Early menopause: Women who have experienced early menopause or surgical menopause (from the removal of reproductive organs) may experience more rapid and extreme weight gain. You will start to notice that the weight is not distributing itself as it used to. During menopause, you will begin to put on more weight around your abdomen instead of around your hips, thighs, and rear. People commonly refer to this as an “apple” shape because the stomach area becomes rounder. You may miss your old “pear” shape that you had during your childbearing years, but it will be harder to redistribute your weight evenly around your body.
Genetic factors: Genetic factors may play a role in weight gain as well. If your parents or other close relatives carry extra weight around the abdomen, you may be predisposed to do so too.
Weight gain can also have severe implications for your health. Excess weight increases your risk of high cholesterol, high blood pressure and insulin resistance, which can lead to Type II Diabetes. These factors also put you at high risk of heart disease and stroke. Arthritis of weight-bearing joints and susceptibility to fractures are complications related to excessive weight gain after menopause.
There are some very encouraging statistical data with regards to weight loss in menopausal women. This suggests that women who lose weight after menopause can reduce the risk of breast cancer. Weight gain during the menopausal years increases the risk of breast cancer. Women who gain weight over 20 pounds increase their breast cancer risk by nearly 20 per cent, but women who lose 20 pounds after menopause reduce their breast cancer risk by as much as 23 per cent.
Real causes of middle age weight gain
Many women are quite shocked and frustrated when they begin to notice those extra pounds provided by menopause. You may be eating and exercising the same as you always were but still can’t seem to maintain your weight. As you enter the early stages of menopause, maintaining weight becomes more and more complicated and losing weight becomes almost impossible. It is because of the fluctuation in your hormones.
Your body’s hormones have a direct impact on your appetite, metabolism, and fat storage. It is why it is difficult to control your weight during menopause no matter what you do. Fluctuating estrogen, testosterone, and androgen levels will fight you all the way.
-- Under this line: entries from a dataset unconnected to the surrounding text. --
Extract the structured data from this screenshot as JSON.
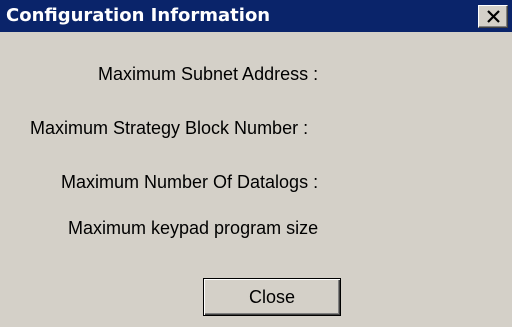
{
  "window": {
    "title": "Configuration Information",
    "close_glyph": "close-icon"
  },
  "fields": [
    {
      "label": "Maximum Subnet Address :"
    },
    {
      "label": "Maximum Strategy Block Number :"
    },
    {
      "label": "Maximum Number Of Datalogs :"
    },
    {
      "label": "Maximum keypad program size"
    }
  ],
  "buttons": {
    "close_label": "Close"
  },
  "colors": {
    "titlebar": "#0a246a",
    "dialog_face": "#d4d0c8",
    "title_text": "#ffffff"
  }
}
What happens is that the ovaries stop producing eggs and sex hormones; thus, there is the cessation of ovulation and menstruation. It starts gradually, that is the perimenopausal period, which is when your body makes less of the hormones that control your period –estrogen and progesterone. It will lead to fewer eggs in the ovaries and irregular menstruation. It continues for a year or more before menopause starts. During menopause, women experience symptoms like iregular periods, vaginal dryness, hot flashes, chills, sleep problems, mood changes, weight gain and slowed metabolism and loss of breast fullness. Here, there is a complete cessation of menstruation and production of eggs in the ovaries.
After menopause, there are two biological clocks: One for the ovary which runs out, and one for the rest of the reproductive system which seems to go on. And because the eggs succumb to the biological clock, menopausal women can’t conceive naturally.